Exercise objective |
The answer should consist of the records below, repeated exactly, and no pictures.

Extracted entries |
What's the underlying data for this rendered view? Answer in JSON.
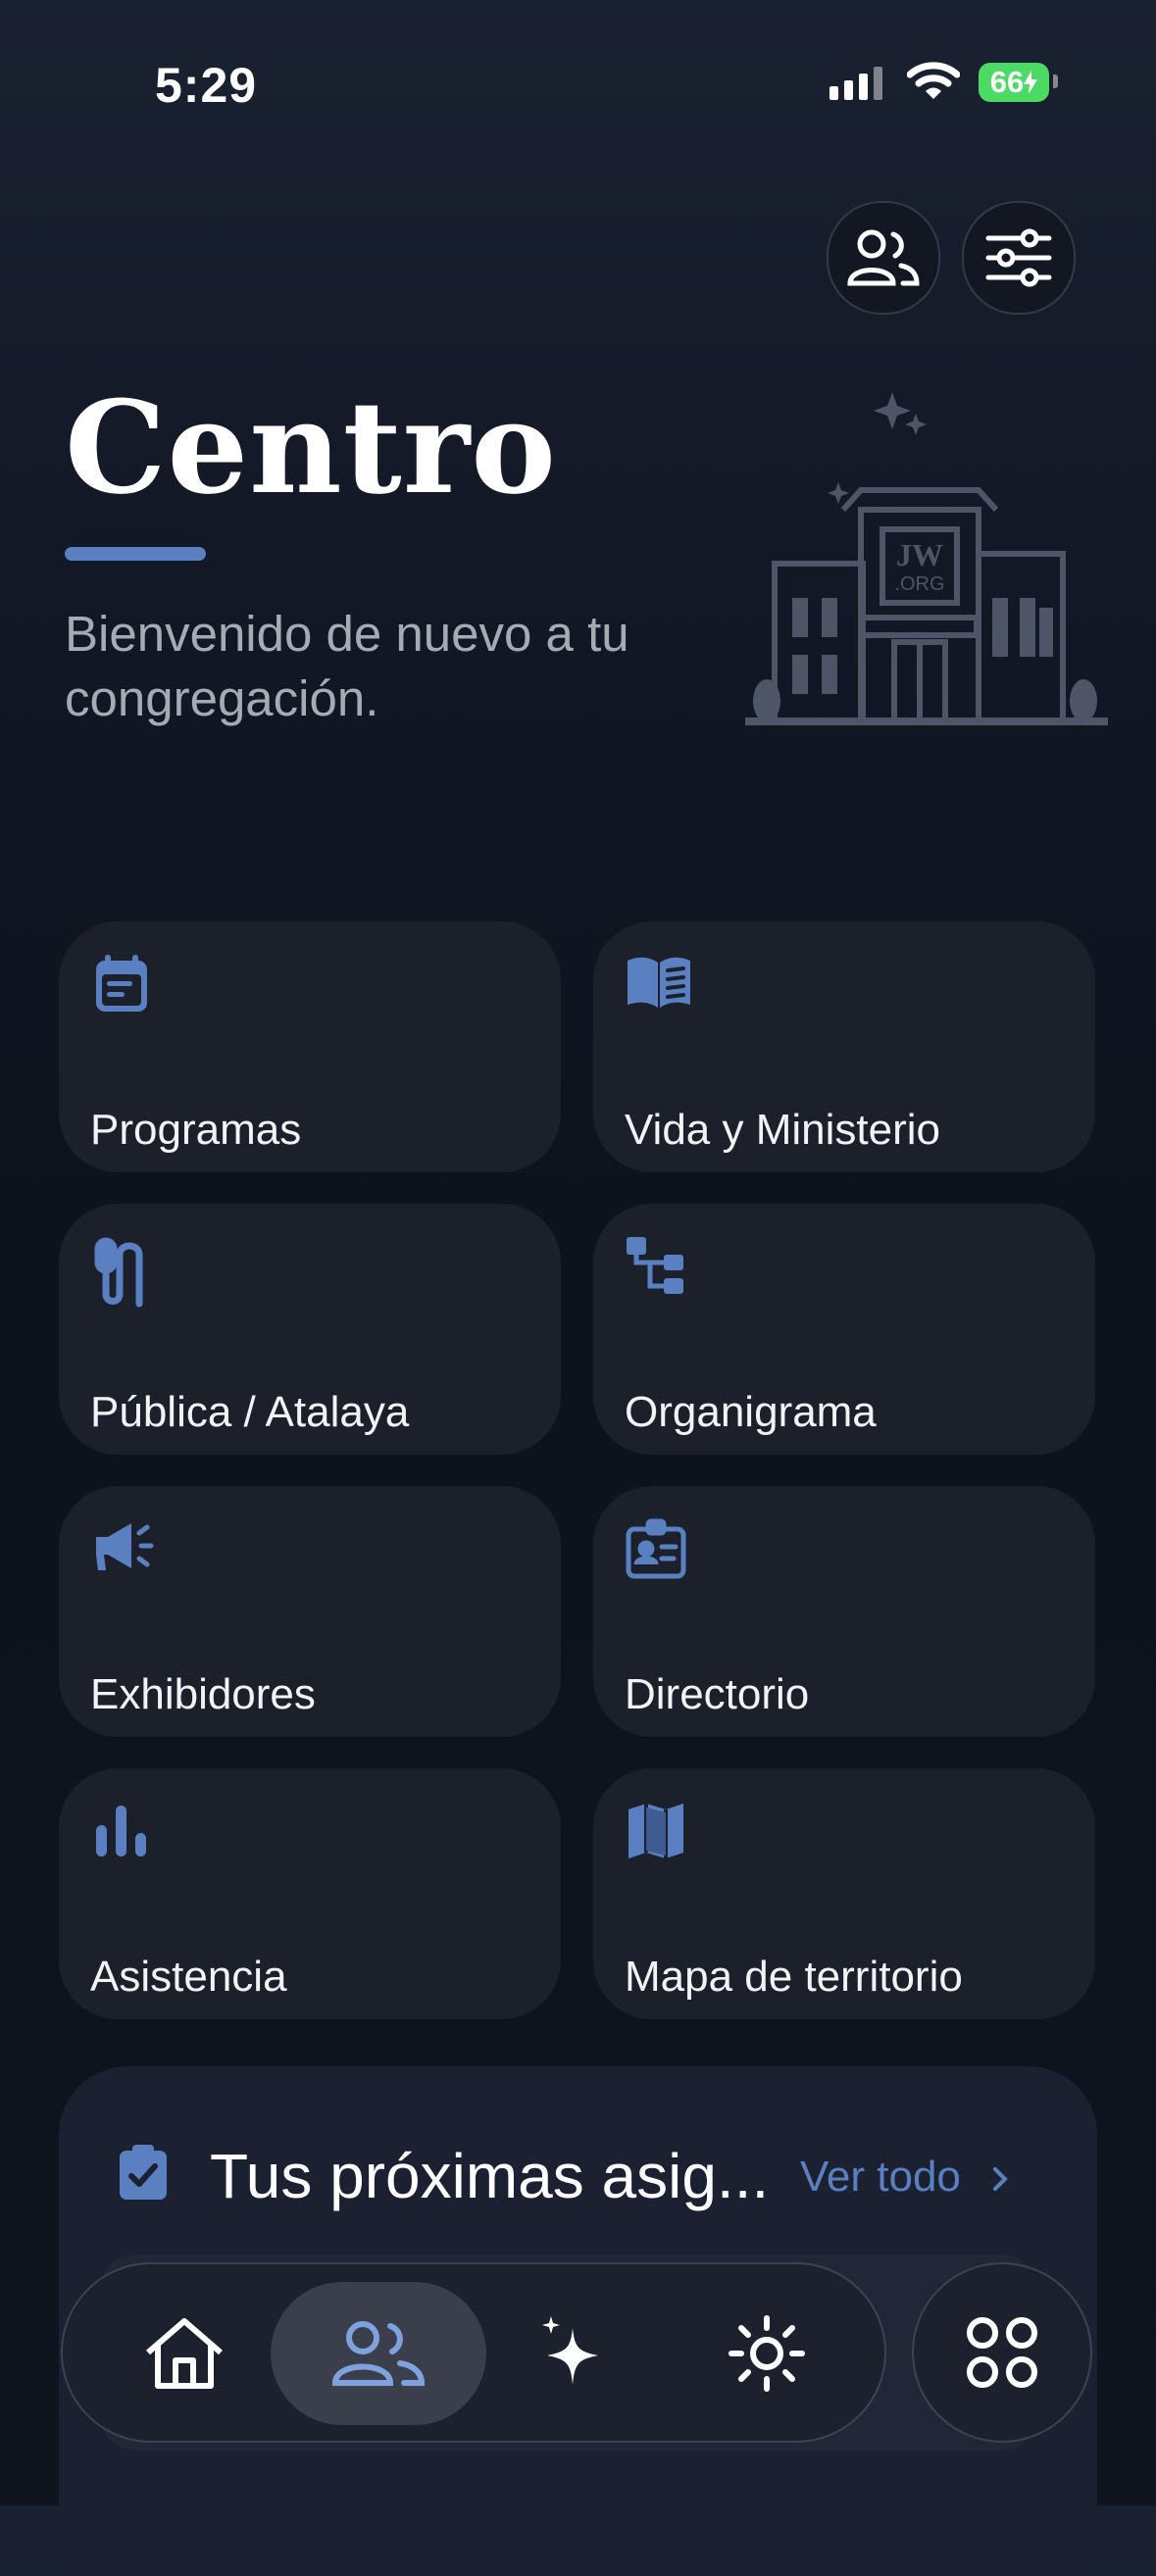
{
  "status_bar": {
    "time": "5:29",
    "battery": "66"
  },
  "header": {
    "title": "Centro",
    "subtitle": "Bienvenido de nuevo a tu congregación.",
    "illustration_sign": [
      "JW",
      ".ORG"
    ]
  },
  "top_actions": [
    {
      "icon": "people-icon"
    },
    {
      "icon": "sliders-icon"
    }
  ],
  "grid": [
    {
      "label": "Programas",
      "icon": "calendar-icon"
    },
    {
      "label": "Vida y Ministerio",
      "icon": "book-icon"
    },
    {
      "label": "Pública / Atalaya",
      "icon": "microphone-icon"
    },
    {
      "label": "Organigrama",
      "icon": "org-chart-icon"
    },
    {
      "label": "Exhibidores",
      "icon": "megaphone-icon"
    },
    {
      "label": "Directorio",
      "icon": "id-card-icon"
    },
    {
      "label": "Asistencia",
      "icon": "bar-chart-icon"
    },
    {
      "label": "Mapa de territorio",
      "icon": "map-icon"
    }
  ],
  "assignments": {
    "title": "Tus próximas asig...",
    "view_all": "Ver todo",
    "icon": "clipboard-check-icon"
  },
  "tab_bar": {
    "tabs": [
      {
        "icon": "home-icon"
      },
      {
        "icon": "people-icon",
        "active": true
      },
      {
        "icon": "sparkles-icon"
      },
      {
        "icon": "sun-icon"
      }
    ],
    "apps_icon": "grid-icon"
  },
  "colors": {
    "accent": "#5a80c2",
    "card": "#1b202a",
    "background": "#0d121c"
  }
}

Task response |
What's the underlying data for this rendered view? Answer in JSON.
{
  "status_bar": {
    "time": "5:29",
    "battery": "66"
  },
  "header": {
    "title": "Centro",
    "subtitle": "Bienvenido de nuevo a tu congregación.",
    "illustration_sign": [
      "JW",
      ".ORG"
    ]
  },
  "top_actions": [
    {
      "icon": "people-icon"
    },
    {
      "icon": "sliders-icon"
    }
  ],
  "grid": [
    {
      "label": "Programas",
      "icon": "calendar-icon"
    },
    {
      "label": "Vida y Ministerio",
      "icon": "book-icon"
    },
    {
      "label": "Pública / Atalaya",
      "icon": "microphone-icon"
    },
    {
      "label": "Organigrama",
      "icon": "org-chart-icon"
    },
    {
      "label": "Exhibidores",
      "icon": "megaphone-icon"
    },
    {
      "label": "Directorio",
      "icon": "id-card-icon"
    },
    {
      "label": "Asistencia",
      "icon": "bar-chart-icon"
    },
    {
      "label": "Mapa de territorio",
      "icon": "map-icon"
    }
  ],
  "assignments": {
    "title": "Tus próximas asig...",
    "view_all": "Ver todo",
    "icon": "clipboard-check-icon"
  },
  "tab_bar": {
    "tabs": [
      {
        "icon": "home-icon"
      },
      {
        "icon": "people-icon",
        "active": true
      },
      {
        "icon": "sparkles-icon"
      },
      {
        "icon": "sun-icon"
      }
    ],
    "apps_icon": "grid-icon"
  },
  "colors": {
    "accent": "#5a80c2",
    "card": "#1b202a",
    "background": "#0d121c"
  }
}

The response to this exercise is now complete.